Web page and app entries

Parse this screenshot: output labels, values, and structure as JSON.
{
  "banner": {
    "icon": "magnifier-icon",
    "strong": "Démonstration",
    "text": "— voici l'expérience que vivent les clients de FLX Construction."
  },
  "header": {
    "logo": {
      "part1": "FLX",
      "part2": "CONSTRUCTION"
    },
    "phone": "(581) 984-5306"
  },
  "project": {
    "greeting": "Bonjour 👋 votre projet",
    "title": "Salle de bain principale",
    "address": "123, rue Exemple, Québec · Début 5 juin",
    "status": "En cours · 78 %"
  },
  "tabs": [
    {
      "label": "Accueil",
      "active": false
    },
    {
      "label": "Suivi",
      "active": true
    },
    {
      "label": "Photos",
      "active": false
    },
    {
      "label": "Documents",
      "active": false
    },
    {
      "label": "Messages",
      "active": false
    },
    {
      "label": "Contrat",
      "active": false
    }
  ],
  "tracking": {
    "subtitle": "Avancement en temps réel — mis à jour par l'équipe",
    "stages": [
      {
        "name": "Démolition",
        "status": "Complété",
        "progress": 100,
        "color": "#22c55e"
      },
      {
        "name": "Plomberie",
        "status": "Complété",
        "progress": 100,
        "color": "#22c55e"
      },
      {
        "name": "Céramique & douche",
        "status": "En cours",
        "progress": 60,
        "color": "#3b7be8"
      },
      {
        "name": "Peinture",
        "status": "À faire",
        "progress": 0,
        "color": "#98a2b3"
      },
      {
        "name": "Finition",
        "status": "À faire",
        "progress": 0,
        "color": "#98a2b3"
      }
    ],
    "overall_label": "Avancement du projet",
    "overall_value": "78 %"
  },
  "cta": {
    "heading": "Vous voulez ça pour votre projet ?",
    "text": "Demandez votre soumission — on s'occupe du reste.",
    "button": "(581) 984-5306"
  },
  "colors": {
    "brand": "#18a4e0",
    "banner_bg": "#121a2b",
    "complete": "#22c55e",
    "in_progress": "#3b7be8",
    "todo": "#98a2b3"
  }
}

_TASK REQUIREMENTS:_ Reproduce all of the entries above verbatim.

_RESULT FOR THIS EXERCISE:_
Parse this screenshot: output labels, values, and structure as JSON.
{
  "banner": {
    "icon": "magnifier-icon",
    "strong": "Démonstration",
    "text": "— voici l'expérience que vivent les clients de FLX Construction."
  },
  "header": {
    "logo": {
      "part1": "FLX",
      "part2": "CONSTRUCTION"
    },
    "phone": "(581) 984-5306"
  },
  "project": {
    "greeting": "Bonjour 👋 votre projet",
    "title": "Salle de bain principale",
    "address": "123, rue Exemple, Québec · Début 5 juin",
    "status": "En cours · 78 %"
  },
  "tabs": [
    {
      "label": "Accueil",
      "active": false
    },
    {
      "label": "Suivi",
      "active": true
    },
    {
      "label": "Photos",
      "active": false
    },
    {
      "label": "Documents",
      "active": false
    },
    {
      "label": "Messages",
      "active": false
    },
    {
      "label": "Contrat",
      "active": false
    }
  ],
  "tracking": {
    "subtitle": "Avancement en temps réel — mis à jour par l'équipe",
    "stages": [
      {
        "name": "Démolition",
        "status": "Complété",
        "progress": 100,
        "color": "#22c55e"
      },
      {
        "name": "Plomberie",
        "status": "Complété",
        "progress": 100,
        "color": "#22c55e"
      },
      {
        "name": "Céramique & douche",
        "status": "En cours",
        "progress": 60,
        "color": "#3b7be8"
      },
      {
        "name": "Peinture",
        "status": "À faire",
        "progress": 0,
        "color": "#98a2b3"
      },
      {
        "name": "Finition",
        "status": "À faire",
        "progress": 0,
        "color": "#98a2b3"
      }
    ],
    "overall_label": "Avancement du projet",
    "overall_value": "78 %"
  },
  "cta": {
    "heading": "Vous voulez ça pour votre projet ?",
    "text": "Demandez votre soumission — on s'occupe du reste.",
    "button": "(581) 984-5306"
  },
  "colors": {
    "brand": "#18a4e0",
    "banner_bg": "#121a2b",
    "complete": "#22c55e",
    "in_progress": "#3b7be8",
    "todo": "#98a2b3"
  }
}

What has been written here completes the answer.